The logic here is that oldX is located at a certain fraction of the distance from oldLeft to oldRight. That fraction is given by

`((oldX - oldLeft) / (oldRight - oldLeft))`

A coordinate system also has an aspect ratio. If the horizontal and vertical limits for the coordinate system are left, right, bottom, and top, as above, then the aspect ratio is the absolute value of

`(right - left) / (top - bottom)`

Often, a fourth component is added to color models. The fourth component is called alpha, and color models that use it are referred to by names such as RGBA and HSLA. Alpha is not a color as such. It is usually used to represent transparency. A color with maximal alpha value is fully opaque; that is, it is not at all transparent. A color with alpha equal to zero is completely transparent and therefore invisible. Intermediate values give translucent, or partly transparent, colors. Transparency determines what happens when you draw with one color (the foreground color) on top of another color (the background color). If the foreground color is fully opaque, it simply replaces the background color.
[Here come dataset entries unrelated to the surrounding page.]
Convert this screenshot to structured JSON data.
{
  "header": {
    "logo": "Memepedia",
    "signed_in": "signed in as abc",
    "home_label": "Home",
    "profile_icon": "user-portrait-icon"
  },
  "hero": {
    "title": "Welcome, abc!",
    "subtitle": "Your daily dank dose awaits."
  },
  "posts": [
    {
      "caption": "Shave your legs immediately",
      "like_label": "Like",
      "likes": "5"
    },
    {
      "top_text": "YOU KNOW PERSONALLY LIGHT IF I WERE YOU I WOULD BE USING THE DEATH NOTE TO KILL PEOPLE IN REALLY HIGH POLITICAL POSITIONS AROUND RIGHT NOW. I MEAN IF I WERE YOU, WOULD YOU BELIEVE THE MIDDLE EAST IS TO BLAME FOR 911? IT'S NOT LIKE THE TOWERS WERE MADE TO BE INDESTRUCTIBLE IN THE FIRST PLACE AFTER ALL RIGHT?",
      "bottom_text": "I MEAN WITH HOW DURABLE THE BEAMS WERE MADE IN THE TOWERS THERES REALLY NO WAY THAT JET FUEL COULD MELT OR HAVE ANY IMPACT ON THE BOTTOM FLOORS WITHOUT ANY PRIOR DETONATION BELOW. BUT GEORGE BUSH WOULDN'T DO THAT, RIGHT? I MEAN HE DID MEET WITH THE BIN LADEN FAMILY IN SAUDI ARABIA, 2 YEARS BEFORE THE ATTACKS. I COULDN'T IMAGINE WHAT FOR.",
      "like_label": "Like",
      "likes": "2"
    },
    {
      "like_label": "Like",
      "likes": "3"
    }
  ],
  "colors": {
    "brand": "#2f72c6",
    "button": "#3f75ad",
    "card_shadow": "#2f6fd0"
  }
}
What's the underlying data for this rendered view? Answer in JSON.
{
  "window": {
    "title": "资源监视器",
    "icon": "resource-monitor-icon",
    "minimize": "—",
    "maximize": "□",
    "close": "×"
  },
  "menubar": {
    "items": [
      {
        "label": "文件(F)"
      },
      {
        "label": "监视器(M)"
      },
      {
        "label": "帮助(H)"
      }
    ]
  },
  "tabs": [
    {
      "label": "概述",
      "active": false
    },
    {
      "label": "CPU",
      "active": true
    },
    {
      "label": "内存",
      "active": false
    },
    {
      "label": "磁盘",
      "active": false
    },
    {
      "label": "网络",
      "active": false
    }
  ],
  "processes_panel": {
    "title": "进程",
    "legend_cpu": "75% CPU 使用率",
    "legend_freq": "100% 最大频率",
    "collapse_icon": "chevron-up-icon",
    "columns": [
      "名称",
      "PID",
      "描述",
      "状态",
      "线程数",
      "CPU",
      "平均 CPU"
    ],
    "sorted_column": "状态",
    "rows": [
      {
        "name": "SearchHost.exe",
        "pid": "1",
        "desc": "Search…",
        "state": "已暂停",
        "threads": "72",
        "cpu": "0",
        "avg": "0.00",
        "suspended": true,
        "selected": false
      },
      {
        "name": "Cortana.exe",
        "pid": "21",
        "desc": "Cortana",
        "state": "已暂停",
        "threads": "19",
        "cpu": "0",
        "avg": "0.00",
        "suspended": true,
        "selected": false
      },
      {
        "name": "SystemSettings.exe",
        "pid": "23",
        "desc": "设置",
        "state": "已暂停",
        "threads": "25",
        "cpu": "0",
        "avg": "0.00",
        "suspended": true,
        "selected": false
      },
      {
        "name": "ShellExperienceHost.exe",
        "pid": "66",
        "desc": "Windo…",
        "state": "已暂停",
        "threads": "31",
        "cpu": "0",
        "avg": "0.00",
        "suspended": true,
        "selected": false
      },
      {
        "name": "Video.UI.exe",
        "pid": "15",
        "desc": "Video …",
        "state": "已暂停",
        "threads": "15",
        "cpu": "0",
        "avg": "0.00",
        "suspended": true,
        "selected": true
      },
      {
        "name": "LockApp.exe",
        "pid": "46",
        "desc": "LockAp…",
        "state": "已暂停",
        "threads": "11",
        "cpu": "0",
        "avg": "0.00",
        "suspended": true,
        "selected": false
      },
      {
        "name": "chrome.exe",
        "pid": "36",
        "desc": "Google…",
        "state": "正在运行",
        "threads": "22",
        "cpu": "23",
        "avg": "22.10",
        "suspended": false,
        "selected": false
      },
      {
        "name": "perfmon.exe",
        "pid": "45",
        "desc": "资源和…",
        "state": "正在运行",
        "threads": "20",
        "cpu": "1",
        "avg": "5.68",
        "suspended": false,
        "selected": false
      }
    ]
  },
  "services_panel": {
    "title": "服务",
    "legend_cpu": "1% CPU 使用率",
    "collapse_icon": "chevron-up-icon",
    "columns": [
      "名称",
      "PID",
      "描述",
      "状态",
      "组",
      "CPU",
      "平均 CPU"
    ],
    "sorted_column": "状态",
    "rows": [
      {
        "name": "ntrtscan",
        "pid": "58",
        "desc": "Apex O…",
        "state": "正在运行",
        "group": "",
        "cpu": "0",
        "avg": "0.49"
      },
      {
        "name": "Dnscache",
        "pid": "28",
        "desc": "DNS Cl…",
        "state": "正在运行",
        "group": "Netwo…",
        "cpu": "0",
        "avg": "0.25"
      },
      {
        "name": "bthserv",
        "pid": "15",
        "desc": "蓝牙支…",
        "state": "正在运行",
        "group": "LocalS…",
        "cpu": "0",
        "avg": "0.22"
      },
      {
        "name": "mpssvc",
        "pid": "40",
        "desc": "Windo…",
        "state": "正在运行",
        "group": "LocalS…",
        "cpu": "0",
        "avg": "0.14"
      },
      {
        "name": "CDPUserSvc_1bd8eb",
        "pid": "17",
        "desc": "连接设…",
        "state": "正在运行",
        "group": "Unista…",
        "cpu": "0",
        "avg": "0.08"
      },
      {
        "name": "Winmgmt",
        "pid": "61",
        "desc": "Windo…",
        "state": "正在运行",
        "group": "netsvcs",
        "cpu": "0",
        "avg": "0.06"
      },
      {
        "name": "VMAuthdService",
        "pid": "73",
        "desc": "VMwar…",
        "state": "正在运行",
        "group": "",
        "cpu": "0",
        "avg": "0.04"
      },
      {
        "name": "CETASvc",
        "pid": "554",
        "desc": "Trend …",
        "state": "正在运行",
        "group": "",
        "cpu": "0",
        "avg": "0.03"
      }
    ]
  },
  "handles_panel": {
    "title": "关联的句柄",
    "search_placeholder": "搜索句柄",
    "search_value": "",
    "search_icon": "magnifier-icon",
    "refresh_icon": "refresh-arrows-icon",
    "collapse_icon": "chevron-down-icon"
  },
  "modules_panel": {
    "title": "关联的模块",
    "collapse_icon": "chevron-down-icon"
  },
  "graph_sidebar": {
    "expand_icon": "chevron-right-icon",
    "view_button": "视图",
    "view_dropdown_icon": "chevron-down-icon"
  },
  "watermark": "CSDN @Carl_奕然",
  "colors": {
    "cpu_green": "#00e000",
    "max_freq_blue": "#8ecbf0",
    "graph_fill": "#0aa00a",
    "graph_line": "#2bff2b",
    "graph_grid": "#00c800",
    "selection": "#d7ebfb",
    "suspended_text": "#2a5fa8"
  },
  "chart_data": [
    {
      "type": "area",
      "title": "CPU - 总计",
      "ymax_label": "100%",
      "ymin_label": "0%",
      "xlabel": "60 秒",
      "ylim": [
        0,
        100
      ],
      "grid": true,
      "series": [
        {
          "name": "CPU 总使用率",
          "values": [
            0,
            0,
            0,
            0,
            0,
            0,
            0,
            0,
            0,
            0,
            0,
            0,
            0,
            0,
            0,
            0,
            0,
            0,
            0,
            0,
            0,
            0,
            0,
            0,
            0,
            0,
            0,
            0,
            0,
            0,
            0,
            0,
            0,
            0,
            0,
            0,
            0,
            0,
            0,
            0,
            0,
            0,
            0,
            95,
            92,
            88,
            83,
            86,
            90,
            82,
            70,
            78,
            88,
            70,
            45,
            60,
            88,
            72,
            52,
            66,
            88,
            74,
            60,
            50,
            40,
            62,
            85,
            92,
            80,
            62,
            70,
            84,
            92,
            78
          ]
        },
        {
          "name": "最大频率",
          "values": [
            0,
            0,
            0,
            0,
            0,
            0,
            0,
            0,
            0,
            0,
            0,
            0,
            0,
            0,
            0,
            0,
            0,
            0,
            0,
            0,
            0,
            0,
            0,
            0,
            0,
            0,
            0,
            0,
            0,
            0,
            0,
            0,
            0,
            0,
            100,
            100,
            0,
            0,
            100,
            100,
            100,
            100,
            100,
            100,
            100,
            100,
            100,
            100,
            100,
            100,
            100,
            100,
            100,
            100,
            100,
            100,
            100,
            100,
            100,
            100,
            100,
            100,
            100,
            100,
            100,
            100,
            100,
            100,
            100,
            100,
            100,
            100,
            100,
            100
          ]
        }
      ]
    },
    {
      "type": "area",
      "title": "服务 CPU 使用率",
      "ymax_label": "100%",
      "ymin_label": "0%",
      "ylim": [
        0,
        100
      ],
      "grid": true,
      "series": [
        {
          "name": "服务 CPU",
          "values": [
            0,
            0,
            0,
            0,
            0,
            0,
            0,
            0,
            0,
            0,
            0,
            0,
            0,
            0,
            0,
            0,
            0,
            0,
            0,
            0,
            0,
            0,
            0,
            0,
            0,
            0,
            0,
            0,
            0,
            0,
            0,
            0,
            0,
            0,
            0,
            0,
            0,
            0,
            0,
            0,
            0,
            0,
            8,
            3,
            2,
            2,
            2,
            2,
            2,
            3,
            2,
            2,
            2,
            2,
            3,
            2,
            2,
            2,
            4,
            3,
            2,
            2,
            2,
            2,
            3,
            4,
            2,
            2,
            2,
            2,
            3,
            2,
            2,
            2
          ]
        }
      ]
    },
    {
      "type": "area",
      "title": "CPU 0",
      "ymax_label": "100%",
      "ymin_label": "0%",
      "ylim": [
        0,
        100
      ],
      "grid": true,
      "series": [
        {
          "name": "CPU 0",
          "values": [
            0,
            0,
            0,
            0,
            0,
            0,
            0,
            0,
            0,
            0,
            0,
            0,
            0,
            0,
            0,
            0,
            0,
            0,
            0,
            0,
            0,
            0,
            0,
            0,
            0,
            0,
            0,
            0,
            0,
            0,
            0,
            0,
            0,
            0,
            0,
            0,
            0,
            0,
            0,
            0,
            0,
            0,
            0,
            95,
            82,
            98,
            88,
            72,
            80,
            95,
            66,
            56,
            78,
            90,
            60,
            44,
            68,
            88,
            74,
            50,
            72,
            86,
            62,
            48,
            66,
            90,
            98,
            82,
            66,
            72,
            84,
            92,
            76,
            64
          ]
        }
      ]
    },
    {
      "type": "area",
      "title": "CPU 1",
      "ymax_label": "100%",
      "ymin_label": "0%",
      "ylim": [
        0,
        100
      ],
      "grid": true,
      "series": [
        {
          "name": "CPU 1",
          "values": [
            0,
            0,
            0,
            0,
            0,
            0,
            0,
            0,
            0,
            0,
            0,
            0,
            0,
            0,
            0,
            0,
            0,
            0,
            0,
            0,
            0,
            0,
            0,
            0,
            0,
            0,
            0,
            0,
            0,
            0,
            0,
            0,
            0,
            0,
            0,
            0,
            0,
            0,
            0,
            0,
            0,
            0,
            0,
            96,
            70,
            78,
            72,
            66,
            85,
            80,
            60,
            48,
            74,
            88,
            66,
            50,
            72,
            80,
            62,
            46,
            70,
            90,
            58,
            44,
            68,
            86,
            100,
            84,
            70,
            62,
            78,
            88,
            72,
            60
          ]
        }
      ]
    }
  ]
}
If the foreground color is partly transparent, then it is blended with the background color. Assuming that the alpha component ranges from 0 to 1, the color that you get can be computed as

`new_color = (alpha) * (foreground_color) + (1 - alpha) * (background_color)`